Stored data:
──────────

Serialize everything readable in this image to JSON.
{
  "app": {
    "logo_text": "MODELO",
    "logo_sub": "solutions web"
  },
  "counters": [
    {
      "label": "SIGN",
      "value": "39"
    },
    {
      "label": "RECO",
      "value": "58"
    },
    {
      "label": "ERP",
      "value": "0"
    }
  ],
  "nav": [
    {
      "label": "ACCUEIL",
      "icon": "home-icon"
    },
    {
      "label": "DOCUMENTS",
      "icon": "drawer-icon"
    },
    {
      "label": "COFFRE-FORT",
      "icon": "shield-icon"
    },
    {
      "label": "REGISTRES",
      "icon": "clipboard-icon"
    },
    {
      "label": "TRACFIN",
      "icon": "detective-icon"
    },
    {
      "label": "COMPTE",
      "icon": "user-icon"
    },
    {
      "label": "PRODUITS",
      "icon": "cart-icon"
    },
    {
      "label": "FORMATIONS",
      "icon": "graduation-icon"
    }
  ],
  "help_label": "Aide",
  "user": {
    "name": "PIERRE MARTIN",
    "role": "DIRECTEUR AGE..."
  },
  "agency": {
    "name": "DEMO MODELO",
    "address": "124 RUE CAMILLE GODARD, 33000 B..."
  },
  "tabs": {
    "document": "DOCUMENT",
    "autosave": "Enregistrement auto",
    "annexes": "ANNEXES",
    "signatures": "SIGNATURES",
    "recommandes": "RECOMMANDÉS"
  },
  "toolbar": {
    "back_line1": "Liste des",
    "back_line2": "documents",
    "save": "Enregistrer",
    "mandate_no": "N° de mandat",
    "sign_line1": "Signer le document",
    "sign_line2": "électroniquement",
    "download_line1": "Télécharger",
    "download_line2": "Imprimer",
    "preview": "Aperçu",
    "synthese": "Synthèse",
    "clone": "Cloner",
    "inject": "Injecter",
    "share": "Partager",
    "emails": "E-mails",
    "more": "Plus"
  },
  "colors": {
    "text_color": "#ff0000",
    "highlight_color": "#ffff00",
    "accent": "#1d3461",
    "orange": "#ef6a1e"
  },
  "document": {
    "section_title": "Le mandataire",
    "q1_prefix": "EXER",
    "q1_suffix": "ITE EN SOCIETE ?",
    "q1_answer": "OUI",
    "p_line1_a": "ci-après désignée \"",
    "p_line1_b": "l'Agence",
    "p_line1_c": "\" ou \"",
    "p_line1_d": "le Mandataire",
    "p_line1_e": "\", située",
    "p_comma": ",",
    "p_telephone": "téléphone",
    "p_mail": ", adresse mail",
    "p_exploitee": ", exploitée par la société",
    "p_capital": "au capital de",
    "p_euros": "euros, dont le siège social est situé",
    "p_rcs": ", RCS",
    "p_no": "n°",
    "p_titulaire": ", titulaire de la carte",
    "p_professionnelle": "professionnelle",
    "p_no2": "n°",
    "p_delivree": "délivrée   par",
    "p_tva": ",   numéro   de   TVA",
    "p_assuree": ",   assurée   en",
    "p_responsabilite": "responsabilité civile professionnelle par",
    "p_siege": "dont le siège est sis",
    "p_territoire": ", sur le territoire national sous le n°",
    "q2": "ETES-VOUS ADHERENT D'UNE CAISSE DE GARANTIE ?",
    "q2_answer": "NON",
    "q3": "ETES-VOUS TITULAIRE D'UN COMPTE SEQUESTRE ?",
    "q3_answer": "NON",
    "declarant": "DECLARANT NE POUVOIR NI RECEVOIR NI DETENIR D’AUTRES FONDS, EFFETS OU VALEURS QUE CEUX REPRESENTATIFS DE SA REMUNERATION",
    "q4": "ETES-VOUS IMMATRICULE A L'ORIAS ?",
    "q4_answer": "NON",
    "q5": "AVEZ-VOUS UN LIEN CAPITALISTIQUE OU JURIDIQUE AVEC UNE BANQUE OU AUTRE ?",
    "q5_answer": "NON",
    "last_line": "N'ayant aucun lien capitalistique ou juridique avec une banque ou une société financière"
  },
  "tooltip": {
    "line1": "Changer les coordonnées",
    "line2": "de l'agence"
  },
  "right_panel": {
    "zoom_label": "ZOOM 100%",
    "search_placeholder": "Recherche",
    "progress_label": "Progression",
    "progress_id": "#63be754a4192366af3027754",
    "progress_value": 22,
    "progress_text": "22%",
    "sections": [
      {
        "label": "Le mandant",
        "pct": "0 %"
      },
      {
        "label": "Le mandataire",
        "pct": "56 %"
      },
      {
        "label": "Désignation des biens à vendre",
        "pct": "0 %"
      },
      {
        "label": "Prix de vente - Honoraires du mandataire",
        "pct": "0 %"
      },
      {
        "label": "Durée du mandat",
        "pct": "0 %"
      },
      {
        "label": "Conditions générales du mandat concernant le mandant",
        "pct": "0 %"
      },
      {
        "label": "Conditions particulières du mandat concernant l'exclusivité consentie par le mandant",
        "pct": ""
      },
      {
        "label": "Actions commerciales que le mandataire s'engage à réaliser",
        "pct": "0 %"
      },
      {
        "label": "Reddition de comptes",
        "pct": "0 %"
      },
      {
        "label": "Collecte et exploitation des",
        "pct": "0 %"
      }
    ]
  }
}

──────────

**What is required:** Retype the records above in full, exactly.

**Result:**
Serialize everything readable in this image to JSON.
{
  "app": {
    "logo_text": "MODELO",
    "logo_sub": "solutions web"
  },
  "counters": [
    {
      "label": "SIGN",
      "value": "39"
    },
    {
      "label": "RECO",
      "value": "58"
    },
    {
      "label": "ERP",
      "value": "0"
    }
  ],
  "nav": [
    {
      "label": "ACCUEIL",
      "icon": "home-icon"
    },
    {
      "label": "DOCUMENTS",
      "icon": "drawer-icon"
    },
    {
      "label": "COFFRE-FORT",
      "icon": "shield-icon"
    },
    {
      "label": "REGISTRES",
      "icon": "clipboard-icon"
    },
    {
      "label": "TRACFIN",
      "icon": "detective-icon"
    },
    {
      "label": "COMPTE",
      "icon": "user-icon"
    },
    {
      "label": "PRODUITS",
      "icon": "cart-icon"
    },
    {
      "label": "FORMATIONS",
      "icon": "graduation-icon"
    }
  ],
  "help_label": "Aide",
  "user": {
    "name": "PIERRE MARTIN",
    "role": "DIRECTEUR AGE..."
  },
  "agency": {
    "name": "DEMO MODELO",
    "address": "124 RUE CAMILLE GODARD, 33000 B..."
  },
  "tabs": {
    "document": "DOCUMENT",
    "autosave": "Enregistrement auto",
    "annexes": "ANNEXES",
    "signatures": "SIGNATURES",
    "recommandes": "RECOMMANDÉS"
  },
  "toolbar": {
    "back_line1": "Liste des",
    "back_line2": "documents",
    "save": "Enregistrer",
    "mandate_no": "N° de mandat",
    "sign_line1": "Signer le document",
    "sign_line2": "électroniquement",
    "download_line1": "Télécharger",
    "download_line2": "Imprimer",
    "preview": "Aperçu",
    "synthese": "Synthèse",
    "clone": "Cloner",
    "inject": "Injecter",
    "share": "Partager",
    "emails": "E-mails",
    "more": "Plus"
  },
  "colors": {
    "text_color": "#ff0000",
    "highlight_color": "#ffff00",
    "accent": "#1d3461",
    "orange": "#ef6a1e"
  },
  "document": {
    "section_title": "Le mandataire",
    "q1_prefix": "EXER",
    "q1_suffix": "ITE EN SOCIETE ?",
    "q1_answer": "OUI",
    "p_line1_a": "ci-après désignée \"",
    "p_line1_b": "l'Agence",
    "p_line1_c": "\" ou \"",
    "p_line1_d": "le Mandataire",
    "p_line1_e": "\", située",
    "p_comma": ",",
    "p_telephone": "téléphone",
    "p_mail": ", adresse mail",
    "p_exploitee": ", exploitée par la société",
    "p_capital": "au capital de",
    "p_euros": "euros, dont le siège social est situé",
    "p_rcs": ", RCS",
    "p_no": "n°",
    "p_titulaire": ", titulaire de la carte",
    "p_professionnelle": "professionnelle",
    "p_no2": "n°",
    "p_delivree": "délivrée   par",
    "p_tva": ",   numéro   de   TVA",
    "p_assuree": ",   assurée   en",
    "p_responsabilite": "responsabilité civile professionnelle par",
    "p_siege": "dont le siège est sis",
    "p_territoire": ", sur le territoire national sous le n°",
    "q2": "ETES-VOUS ADHERENT D'UNE CAISSE DE GARANTIE ?",
    "q2_answer": "NON",
    "q3": "ETES-VOUS TITULAIRE D'UN COMPTE SEQUESTRE ?",
    "q3_answer": "NON",
    "declarant": "DECLARANT NE POUVOIR NI RECEVOIR NI DETENIR D’AUTRES FONDS, EFFETS OU VALEURS QUE CEUX REPRESENTATIFS DE SA REMUNERATION",
    "q4": "ETES-VOUS IMMATRICULE A L'ORIAS ?",
    "q4_answer": "NON",
    "q5": "AVEZ-VOUS UN LIEN CAPITALISTIQUE OU JURIDIQUE AVEC UNE BANQUE OU AUTRE ?",
    "q5_answer": "NON",
    "last_line": "N'ayant aucun lien capitalistique ou juridique avec une banque ou une société financière"
  },
  "tooltip": {
    "line1": "Changer les coordonnées",
    "line2": "de l'agence"
  },
  "right_panel": {
    "zoom_label": "ZOOM 100%",
    "search_placeholder": "Recherche",
    "progress_label": "Progression",
    "progress_id": "#63be754a4192366af3027754",
    "progress_value": 22,
    "progress_text": "22%",
    "sections": [
      {
        "label": "Le mandant",
        "pct": "0 %"
      },
      {
        "label": "Le mandataire",
        "pct": "56 %"
      },
      {
        "label": "Désignation des biens à vendre",
        "pct": "0 %"
      },
      {
        "label": "Prix de vente - Honoraires du mandataire",
        "pct": "0 %"
      },
      {
        "label": "Durée du mandat",
        "pct": "0 %"
      },
      {
        "label": "Conditions générales du mandat concernant le mandant",
        "pct": "0 %"
      },
      {
        "label": "Conditions particulières du mandat concernant l'exclusivité consentie par le mandant",
        "pct": ""
      },
      {
        "label": "Actions commerciales que le mandataire s'engage à réaliser",
        "pct": "0 %"
      },
      {
        "label": "Reddition de comptes",
        "pct": "0 %"
      },
      {
        "label": "Collecte et exploitation des",
        "pct": "0 %"
      }
    ]
  }
}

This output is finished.